Correct. We're not adjusting out the device tax.

Operator

At this time, we have one question remaining in the queue. [Operator Instructions] We'll take our next question from the line of Bruce Jackson of Northland Capital Markets.

Bruce D. Jackson - Northland Capital Markets, Research Division

I just wanted to round out the FDA discussion. They've been making the rounds to the various tissue banking companies, and I wanted to know if they've visited the IsoTis plant. And if they haven't, when was the last time they were in?

Peter J. Arduini

Yes, we actually had an inspection. I don't know exactly the date but it was last year, and we came away with that with no observations.

John B. Henneman

It was a very clean inspection.

Operator

And it appears that there are no further questions at this time. I'd like to go ahead and turn the conference back over to management for any closing or final remarks.

Angela Steinway

Thank you for listening to the call. We'll look forward to speaking with you when we report our first quarter earnings. Thanks.

Operator

That does conclude today's conference. Thank you for your participation, please have a good day.

Copyright policy: All transcripts on this site are the copyright of Seeking Alpha. However, we view them as an important resource for bloggers and journalists, and are excited to contribute to the democratization of financial information on the Internet. (Until now investors have had to pay thousands of dollars in subscription fees for transcripts.) So our reproduction policy is as follows: You may quote up to 400 words of any transcript on the condition that you attribute the transcript to Seeking Alpha and either link to the original transcript or to www.SeekingAlpha.com. All other use is prohibited.

THE INFORMATION CONTAINED HERE IS A TEXTUAL REPRESENTATION OF THE APPLICABLE COMPANY'S CONFERENCE CALL, CONFERENCE PRESENTATION OR OTHER AUDIO PRESENTATION, AND WHILE EFFORTS ARE MADE TO PROVIDE AN ACCURATE TRANSCRIPTION, THERE MAY BE MATERIAL ERRORS, OMISSIONS, OR INACCURACIES IN THE REPORTING OF THE SUBSTANCE OF THE AUDIO PRESENTATIONS. IN NO WAY DOES SEEKING ALPHA ASSUME ANY RESPONSIBILITY FOR ANY INVESTMENT OR OTHER DECISIONS MADE BASED UPON THE INFORMATION PROVIDED ON THIS WEB SITE OR IN ANY TRANSCRIPT. USERS ARE ADVISED TO REVIEW THE APPLICABLE COMPANY'S AUDIO PRESENTATION ITSELF AND THE APPLICABLE COMPANY'S SEC FILINGS BEFORE MAKING ANY INVESTMENT OR OTHER DECISIONS.
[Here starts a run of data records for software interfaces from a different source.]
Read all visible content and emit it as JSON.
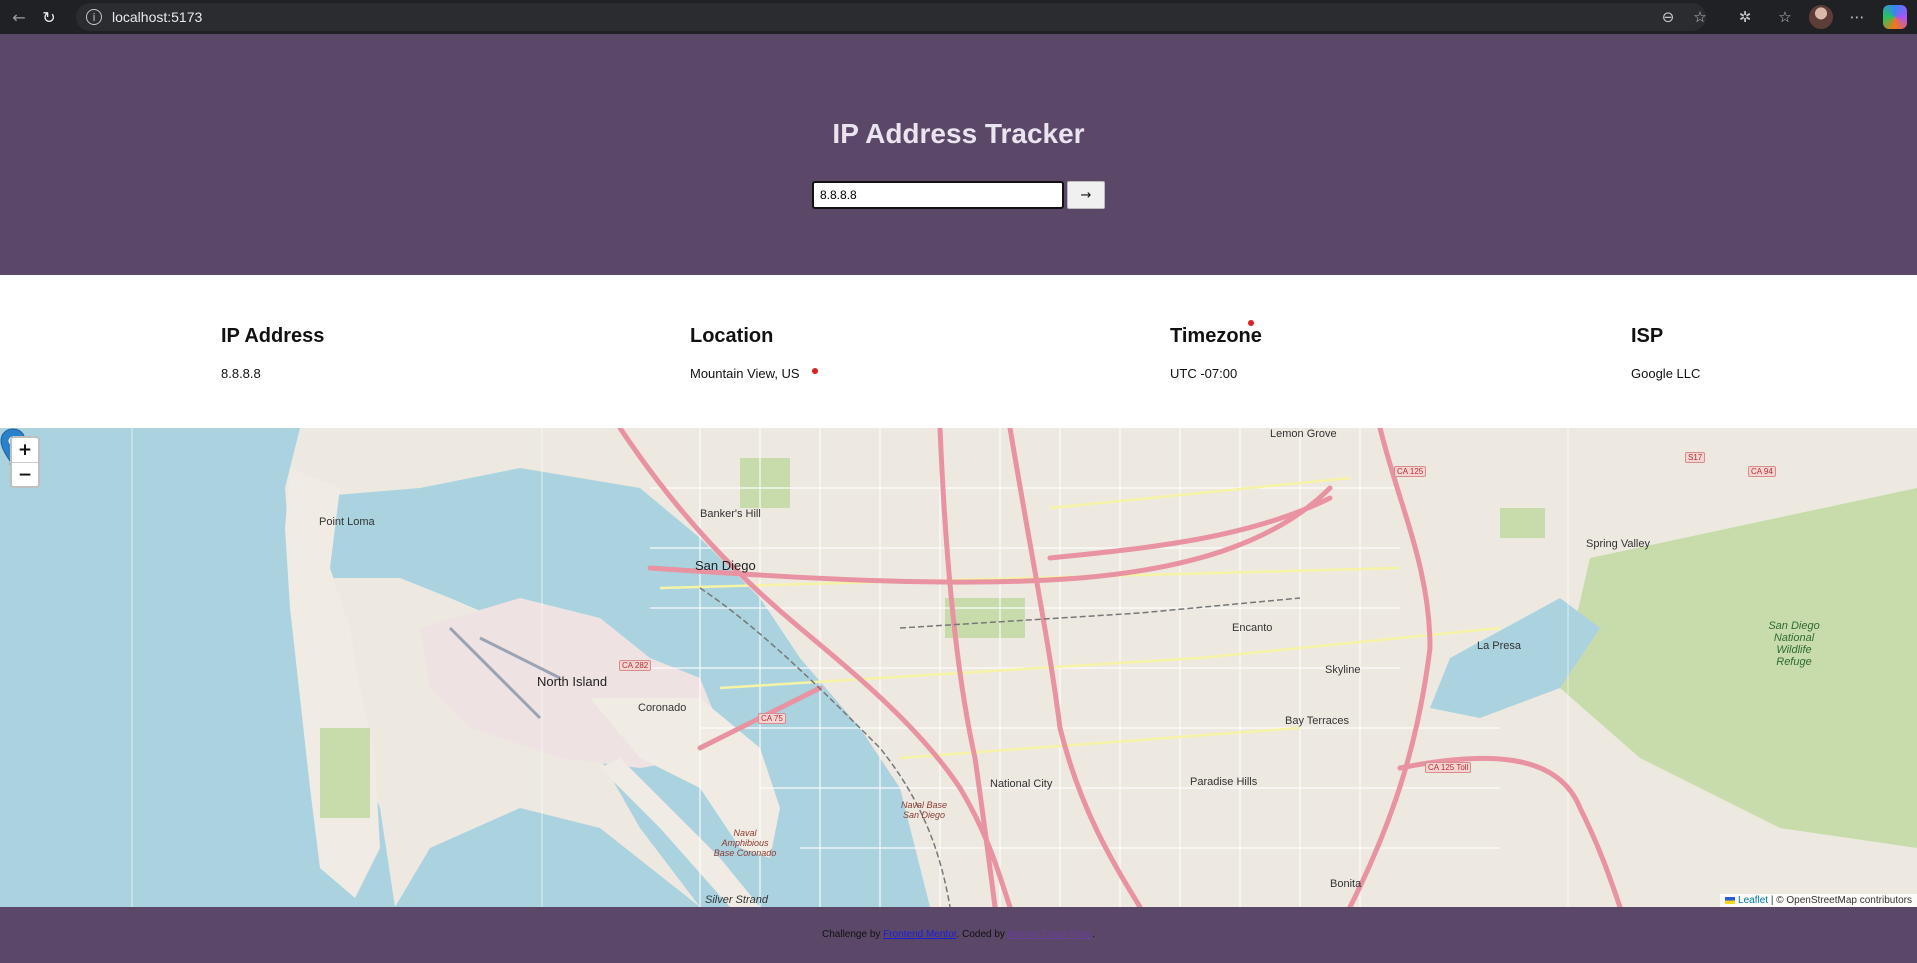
{
  "browser": {
    "url": "localhost:5173",
    "icons": [
      "back-icon",
      "reload-icon",
      "info-icon",
      "zoom-out-icon",
      "star-icon",
      "extensions-icon",
      "favorites-icon",
      "avatar",
      "more-icon",
      "copilot-icon"
    ]
  },
  "header": {
    "title": "IP Address Tracker",
    "search_value": "8.8.8.8",
    "search_button_label": "→"
  },
  "info": {
    "ip": {
      "label": "IP Address",
      "value": "8.8.8.8"
    },
    "location": {
      "label": "Location",
      "value": "Mountain View, US"
    },
    "timezone": {
      "label": "Timezone",
      "value": "UTC -07:00"
    },
    "isp": {
      "label": "ISP",
      "value": "Google LLC"
    }
  },
  "map": {
    "zoom_in": "+",
    "zoom_out": "−",
    "attribution_leaflet": "Leaflet",
    "attribution_rest": "| © OpenStreetMap contributors",
    "labels": {
      "san_diego": "San Diego",
      "north_island": "North Island",
      "coronado": "Coronado",
      "point_loma": "Point Loma",
      "bankers_hill": "Banker's Hill",
      "national_city": "National City",
      "paradise_hills": "Paradise Hills",
      "bay_terraces": "Bay Terraces",
      "skyline": "Skyline",
      "encanto": "Encanto",
      "la_presa": "La Presa",
      "spring_valley": "Spring Valley",
      "lemon_grove": "Lemon Grove",
      "bonita": "Bonita",
      "silver_strand": "Silver Strand",
      "naval_base": "Naval Base San Diego",
      "naval_amphibious": "Naval Amphibious Base Coronado",
      "refuge": "San Diego National Wildlife Refuge",
      "ca282": "CA 282",
      "ca75": "CA 75",
      "ca125": "CA 125",
      "ca125toll": "CA 125 Toll",
      "ca94": "CA 94",
      "s17": "S17"
    }
  },
  "footer": {
    "prefix": "Challenge by",
    "fm_link": "Frontend Mentor",
    "middle": ". Coded by",
    "author_link": "Ammar Daud Khan",
    "suffix": "."
  },
  "colors": {
    "header_bg": "#5b4768",
    "water": "#aad3df",
    "park": "#c8dcab",
    "highway": "#e892a2",
    "marker": "#2a81cb"
  }
}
If you have any additional questions about our online transcripts, please contact us at: transcripts@seekingalpha.com. Thank you!

Source: Integra LifeSciences Holdings Management Discusses Q4 2012 Results - Earnings Call Transcript

Check out Seeking Alpha’s new Earnings Center »

This Transcript
All Transcripts